Britain is lagging behind the rest of the world - and innocent animals are paying the price. 

It has been more than a year since the Prime Minister reiterated his commitment to passing legislation to impose a ban on the suffering of circus animals in England and Wales. How long does it take to get something done in Parliament?

I was an MP for more than two decades, so that’s a rhetorical question. I’m well aware that important issues like this one can drag on, but the continued lack of action to help stop the suffering of animals in circuses is indefensible.

Although the vast majority of the British public doesn’t want wild animals used in circuses (a public consultation on the issue found that more than 94 per cent of the public wanted to see a ban implemented and the Prime Minister promised to prohibit the practice by January 2015, no government bill on this issue was introduced during the last parliament.

A private member’s bill, introduced in 2013, was repeatedly blocked in the House of Commons by three MPs, so it needs a government bill to be laid if we are to have any hope of seeing this practice banned.

This colossal waste of time shames Britain, while all around the world, governments have been taking decisive action to stop the abuse of wild animals in circuses. Just last month, Catalonia’s Parliament overwhelmingly voted to ban it. While our own lawmakers dragged their feet, the Netherlands approved a ban that comes into effect later this year, as did Malta and Mexico. Ringling Bros. and Barnum & Bailey Circus, North America’s longest-running circus, has pledged to retire all the elephants it uses by 2018. Even in Iran, a country with precious few animal-welfare laws, 14 states have banned this archaic form of entertainment. Are we really lagging behind Iran?

The writing has long been on the wall. Only two English circuses are still clinging to this antiquated tradition of using wild animals, so implementing a ban would have very little bearing on businesses operating in England and Wales. But it would have a very positive impact on the animals still being exploited.

Every day that this legislation is delayed is another one of misery for the large wild animals, including tigers, being hauled around the country in circus wagons. Existing in cramped cages and denied everything that gives their lives meaning, animals become lethargic and depressed. Their spirits broken, many develop neurotic and abnormal behaviour, such as biting the bars of their cages and constantly pacing. It’s little wonder that such tormented creatures die far short of their natural life spans.

Watching a tiger jump through a fiery hoop may be entertaining to some, but we should all be aware of what it entails for the animal. UK laws require that animals be provided with a good quality of life, but the cruelty inherent in confining big, wild animals, who would roam miles in the wild, to small, cramped spaces and forcing them to engage in unnatural and confusing spectacles makes that impossible in circuses.

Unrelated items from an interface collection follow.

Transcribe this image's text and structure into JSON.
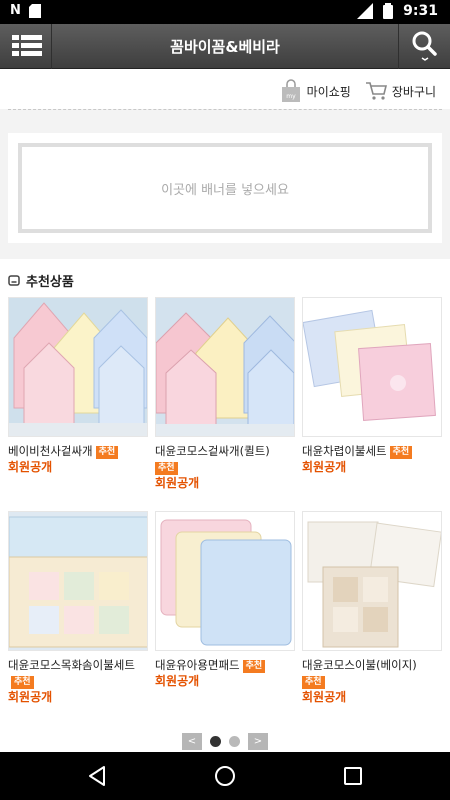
{
  "status_bar": {
    "carrier_icon": "N",
    "lte_label": "LTE",
    "battery_level": "9",
    "time": "9:31"
  },
  "app_bar": {
    "title": "꼼바이꼼&베비라"
  },
  "top_links": {
    "my_shopping": "마이쇼핑",
    "cart": "장바구니",
    "my_badge": "my"
  },
  "banner": {
    "text": "이곳에 배너를 넣으세요"
  },
  "recommended": {
    "title": "추천상품",
    "products": [
      {
        "name": "베이비천사겉싸개",
        "badge": "추천",
        "price": "회원공개"
      },
      {
        "name": "대윤코모스겉싸개(퀼트)",
        "badge": "추천",
        "price": "회원공개"
      },
      {
        "name": "대윤차렵이불세트",
        "badge": "추천",
        "price": "회원공개"
      },
      {
        "name": "대윤코모스목화솜이불세트",
        "badge": "추천",
        "price": "회원공개"
      },
      {
        "name": "대윤유아용면패드",
        "badge": "추천",
        "price": "회원공개"
      },
      {
        "name": "대윤코모스이불(베이지)",
        "badge": "추천",
        "price": "회원공개"
      }
    ]
  },
  "pager": {
    "prev": "<",
    "next": ">"
  },
  "colors": {
    "accent": "#f47b20",
    "price": "#e45200",
    "appbar": "#4a4a4a"
  }
}
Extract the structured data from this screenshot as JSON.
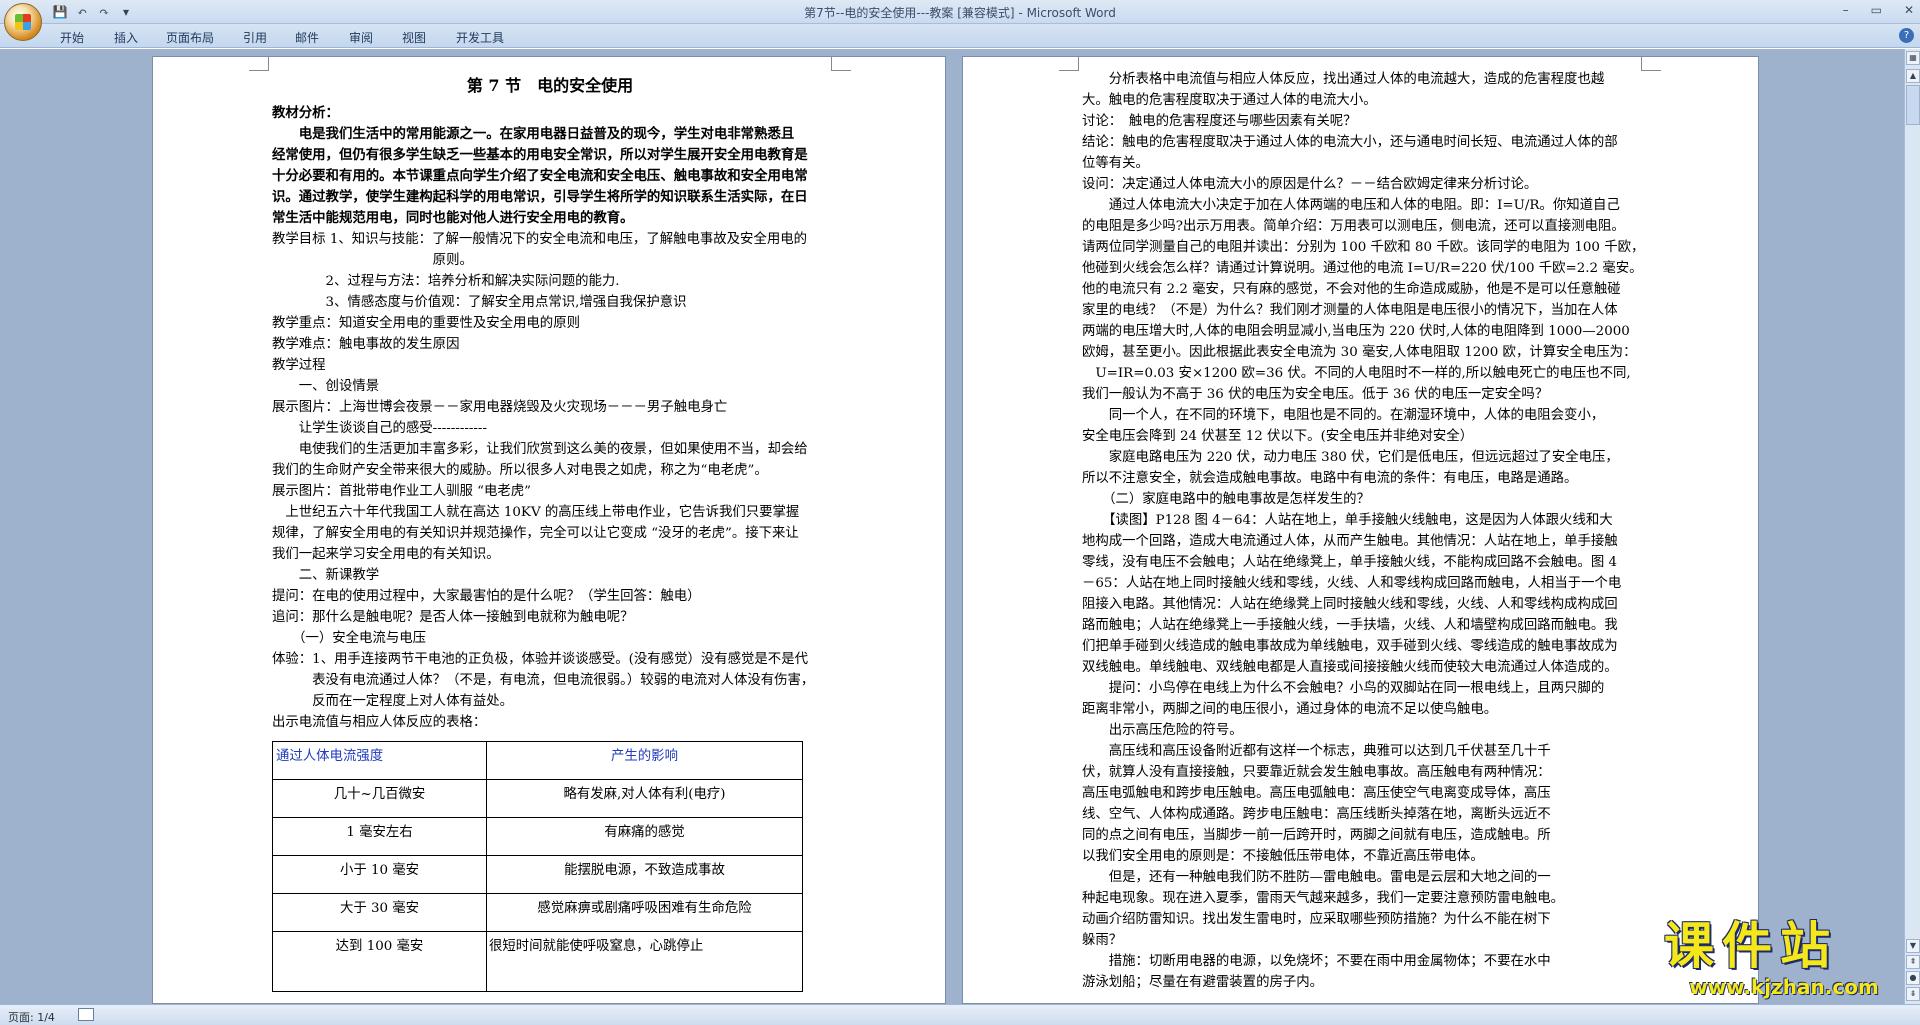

Those who agree with me can join PETA’s campaign to urge government to listen to the public and give such animals a chance to live as nature intended.


The Right Honourable Ann Widdecombe was an MP for 23 years and served as Shadow Home Secretary. She is a novelist, documentary maker and newspaper columnist.